REQUIRED WORK:
Everything in the listing that follows should be reproduced exactly except the pictures.

%%

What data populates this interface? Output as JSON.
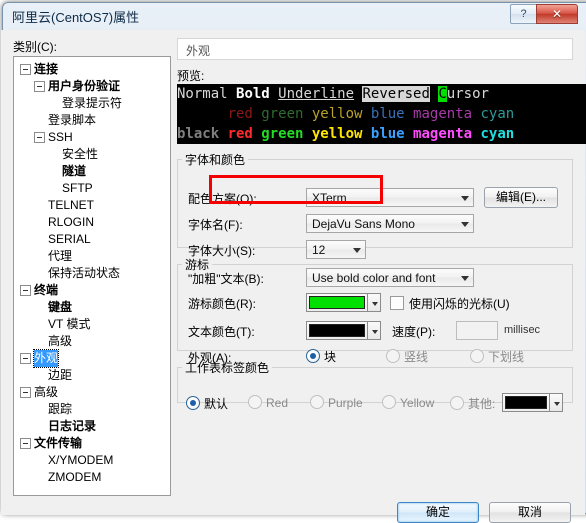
{
  "window": {
    "title": "阿里云(CentOS7)属性",
    "help_button": "?",
    "close_button": "✕"
  },
  "left": {
    "category_label": "类别(C):",
    "tree": [
      {
        "label": "连接",
        "level": 0,
        "bold": true,
        "expander": true
      },
      {
        "label": "用户身份验证",
        "level": 1,
        "bold": true,
        "expander": true
      },
      {
        "label": "登录提示符",
        "level": 2,
        "bold": false,
        "expander": false
      },
      {
        "label": "登录脚本",
        "level": 1,
        "bold": false,
        "expander": false
      },
      {
        "label": "SSH",
        "level": 1,
        "bold": false,
        "expander": true
      },
      {
        "label": "安全性",
        "level": 2,
        "bold": false,
        "expander": false
      },
      {
        "label": "隧道",
        "level": 2,
        "bold": true,
        "expander": false
      },
      {
        "label": "SFTP",
        "level": 2,
        "bold": false,
        "expander": false
      },
      {
        "label": "TELNET",
        "level": 1,
        "bold": false,
        "expander": false
      },
      {
        "label": "RLOGIN",
        "level": 1,
        "bold": false,
        "expander": false
      },
      {
        "label": "SERIAL",
        "level": 1,
        "bold": false,
        "expander": false
      },
      {
        "label": "代理",
        "level": 1,
        "bold": false,
        "expander": false
      },
      {
        "label": "保持活动状态",
        "level": 1,
        "bold": false,
        "expander": false
      },
      {
        "label": "终端",
        "level": 0,
        "bold": true,
        "expander": true
      },
      {
        "label": "键盘",
        "level": 1,
        "bold": true,
        "expander": false
      },
      {
        "label": "VT 模式",
        "level": 1,
        "bold": false,
        "expander": false
      },
      {
        "label": "高级",
        "level": 1,
        "bold": false,
        "expander": false
      },
      {
        "label": "外观",
        "level": 0,
        "bold": false,
        "expander": true,
        "selected": true
      },
      {
        "label": "边距",
        "level": 1,
        "bold": false,
        "expander": false
      },
      {
        "label": "高级",
        "level": 0,
        "bold": false,
        "expander": true
      },
      {
        "label": "跟踪",
        "level": 1,
        "bold": false,
        "expander": false
      },
      {
        "label": "日志记录",
        "level": 1,
        "bold": true,
        "expander": false
      },
      {
        "label": "文件传输",
        "level": 0,
        "bold": true,
        "expander": true
      },
      {
        "label": "X/YMODEM",
        "level": 1,
        "bold": false,
        "expander": false
      },
      {
        "label": "ZMODEM",
        "level": 1,
        "bold": false,
        "expander": false
      }
    ]
  },
  "right": {
    "tab_header": "外观",
    "preview_label": "预览:",
    "preview": {
      "line1": [
        {
          "text": "Normal ",
          "style": "normal"
        },
        {
          "text": "Bold",
          "style": "bold"
        },
        {
          "text": " ",
          "style": "normal"
        },
        {
          "text": "Underline",
          "style": "underline"
        },
        {
          "text": " ",
          "style": "normal"
        },
        {
          "text": "Reversed",
          "style": "reversed"
        },
        {
          "text": " ",
          "style": "normal"
        },
        {
          "text": "C",
          "style": "cursor"
        },
        {
          "text": "ursor",
          "style": "normal"
        }
      ],
      "line2": [
        {
          "text": "      ",
          "color": "#000000"
        },
        {
          "text": "red ",
          "color": "#8b1a1a"
        },
        {
          "text": "green ",
          "color": "#2e6b2e"
        },
        {
          "text": "yellow ",
          "color": "#b8a12a"
        },
        {
          "text": "blue ",
          "color": "#3a73b8"
        },
        {
          "text": "magenta ",
          "color": "#a83aa8"
        },
        {
          "text": "cyan",
          "color": "#2f9a9a"
        }
      ],
      "line3": [
        {
          "text": "black ",
          "color": "#808080"
        },
        {
          "text": "red ",
          "color": "#ff2b2b"
        },
        {
          "text": "green ",
          "color": "#22dd22"
        },
        {
          "text": "yellow ",
          "color": "#ffe600"
        },
        {
          "text": "blue ",
          "color": "#3aa0ff"
        },
        {
          "text": "magenta ",
          "color": "#ff4cff"
        },
        {
          "text": "cyan",
          "color": "#1ee0e0"
        }
      ]
    },
    "font_group": {
      "legend": "字体和颜色",
      "scheme_label": "配色方案(O):",
      "scheme_value": "XTerm",
      "edit_button": "编辑(E)...",
      "fontname_label": "字体名(F):",
      "fontname_value": "DejaVu Sans Mono",
      "fontsize_label": "字体大小(S):",
      "fontsize_value": "12",
      "bold_label": "\"加粗\"文本(B):",
      "bold_value": "Use bold color and font"
    },
    "cursor_group": {
      "legend": "游标",
      "cursor_color_label": "游标颜色(R):",
      "cursor_color_value": "#00e000",
      "text_color_label": "文本颜色(T):",
      "text_color_value": "#000000",
      "appearance_label": "外观(A):",
      "appearance_options": [
        "块",
        "竖线",
        "下划线"
      ],
      "appearance_selected": "块",
      "blink_label": "使用闪烁的光标(U)",
      "blink_checked": false,
      "speed_label": "速度(P):",
      "speed_value": "",
      "speed_unit": "millisec"
    },
    "tab_group": {
      "legend": "工作表标签颜色",
      "options": [
        "默认",
        "Red",
        "Purple",
        "Yellow",
        "其他:"
      ],
      "selected": "默认",
      "other_color": "#000000"
    }
  },
  "footer": {
    "ok": "确定",
    "cancel": "取消"
  }
}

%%

RESULT:
What data populates this interface? Output as JSON.
{
  "window": {
    "title": "阿里云(CentOS7)属性",
    "help_button": "?",
    "close_button": "✕"
  },
  "left": {
    "category_label": "类别(C):",
    "tree": [
      {
        "label": "连接",
        "level": 0,
        "bold": true,
        "expander": true
      },
      {
        "label": "用户身份验证",
        "level": 1,
        "bold": true,
        "expander": true
      },
      {
        "label": "登录提示符",
        "level": 2,
        "bold": false,
        "expander": false
      },
      {
        "label": "登录脚本",
        "level": 1,
        "bold": false,
        "expander": false
      },
      {
        "label": "SSH",
        "level": 1,
        "bold": false,
        "expander": true
      },
      {
        "label": "安全性",
        "level": 2,
        "bold": false,
        "expander": false
      },
      {
        "label": "隧道",
        "level": 2,
        "bold": true,
        "expander": false
      },
      {
        "label": "SFTP",
        "level": 2,
        "bold": false,
        "expander": false
      },
      {
        "label": "TELNET",
        "level": 1,
        "bold": false,
        "expander": false
      },
      {
        "label": "RLOGIN",
        "level": 1,
        "bold": false,
        "expander": false
      },
      {
        "label": "SERIAL",
        "level": 1,
        "bold": false,
        "expander": false
      },
      {
        "label": "代理",
        "level": 1,
        "bold": false,
        "expander": false
      },
      {
        "label": "保持活动状态",
        "level": 1,
        "bold": false,
        "expander": false
      },
      {
        "label": "终端",
        "level": 0,
        "bold": true,
        "expander": true
      },
      {
        "label": "键盘",
        "level": 1,
        "bold": true,
        "expander": false
      },
      {
        "label": "VT 模式",
        "level": 1,
        "bold": false,
        "expander": false
      },
      {
        "label": "高级",
        "level": 1,
        "bold": false,
        "expander": false
      },
      {
        "label": "外观",
        "level": 0,
        "bold": false,
        "expander": true,
        "selected": true
      },
      {
        "label": "边距",
        "level": 1,
        "bold": false,
        "expander": false
      },
      {
        "label": "高级",
        "level": 0,
        "bold": false,
        "expander": true
      },
      {
        "label": "跟踪",
        "level": 1,
        "bold": false,
        "expander": false
      },
      {
        "label": "日志记录",
        "level": 1,
        "bold": true,
        "expander": false
      },
      {
        "label": "文件传输",
        "level": 0,
        "bold": true,
        "expander": true
      },
      {
        "label": "X/YMODEM",
        "level": 1,
        "bold": false,
        "expander": false
      },
      {
        "label": "ZMODEM",
        "level": 1,
        "bold": false,
        "expander": false
      }
    ]
  },
  "right": {
    "tab_header": "外观",
    "preview_label": "预览:",
    "preview": {
      "line1": [
        {
          "text": "Normal ",
          "style": "normal"
        },
        {
          "text": "Bold",
          "style": "bold"
        },
        {
          "text": " ",
          "style": "normal"
        },
        {
          "text": "Underline",
          "style": "underline"
        },
        {
          "text": " ",
          "style": "normal"
        },
        {
          "text": "Reversed",
          "style": "reversed"
        },
        {
          "text": " ",
          "style": "normal"
        },
        {
          "text": "C",
          "style": "cursor"
        },
        {
          "text": "ursor",
          "style": "normal"
        }
      ],
      "line2": [
        {
          "text": "      ",
          "color": "#000000"
        },
        {
          "text": "red ",
          "color": "#8b1a1a"
        },
        {
          "text": "green ",
          "color": "#2e6b2e"
        },
        {
          "text": "yellow ",
          "color": "#b8a12a"
        },
        {
          "text": "blue ",
          "color": "#3a73b8"
        },
        {
          "text": "magenta ",
          "color": "#a83aa8"
        },
        {
          "text": "cyan",
          "color": "#2f9a9a"
        }
      ],
      "line3": [
        {
          "text": "black ",
          "color": "#808080"
        },
        {
          "text": "red ",
          "color": "#ff2b2b"
        },
        {
          "text": "green ",
          "color": "#22dd22"
        },
        {
          "text": "yellow ",
          "color": "#ffe600"
        },
        {
          "text": "blue ",
          "color": "#3aa0ff"
        },
        {
          "text": "magenta ",
          "color": "#ff4cff"
        },
        {
          "text": "cyan",
          "color": "#1ee0e0"
        }
      ]
    },
    "font_group": {
      "legend": "字体和颜色",
      "scheme_label": "配色方案(O):",
      "scheme_value": "XTerm",
      "edit_button": "编辑(E)...",
      "fontname_label": "字体名(F):",
      "fontname_value": "DejaVu Sans Mono",
      "fontsize_label": "字体大小(S):",
      "fontsize_value": "12",
      "bold_label": "\"加粗\"文本(B):",
      "bold_value": "Use bold color and font"
    },
    "cursor_group": {
      "legend": "游标",
      "cursor_color_label": "游标颜色(R):",
      "cursor_color_value": "#00e000",
      "text_color_label": "文本颜色(T):",
      "text_color_value": "#000000",
      "appearance_label": "外观(A):",
      "appearance_options": [
        "块",
        "竖线",
        "下划线"
      ],
      "appearance_selected": "块",
      "blink_label": "使用闪烁的光标(U)",
      "blink_checked": false,
      "speed_label": "速度(P):",
      "speed_value": "",
      "speed_unit": "millisec"
    },
    "tab_group": {
      "legend": "工作表标签颜色",
      "options": [
        "默认",
        "Red",
        "Purple",
        "Yellow",
        "其他:"
      ],
      "selected": "默认",
      "other_color": "#000000"
    }
  },
  "footer": {
    "ok": "确定",
    "cancel": "取消"
  }
}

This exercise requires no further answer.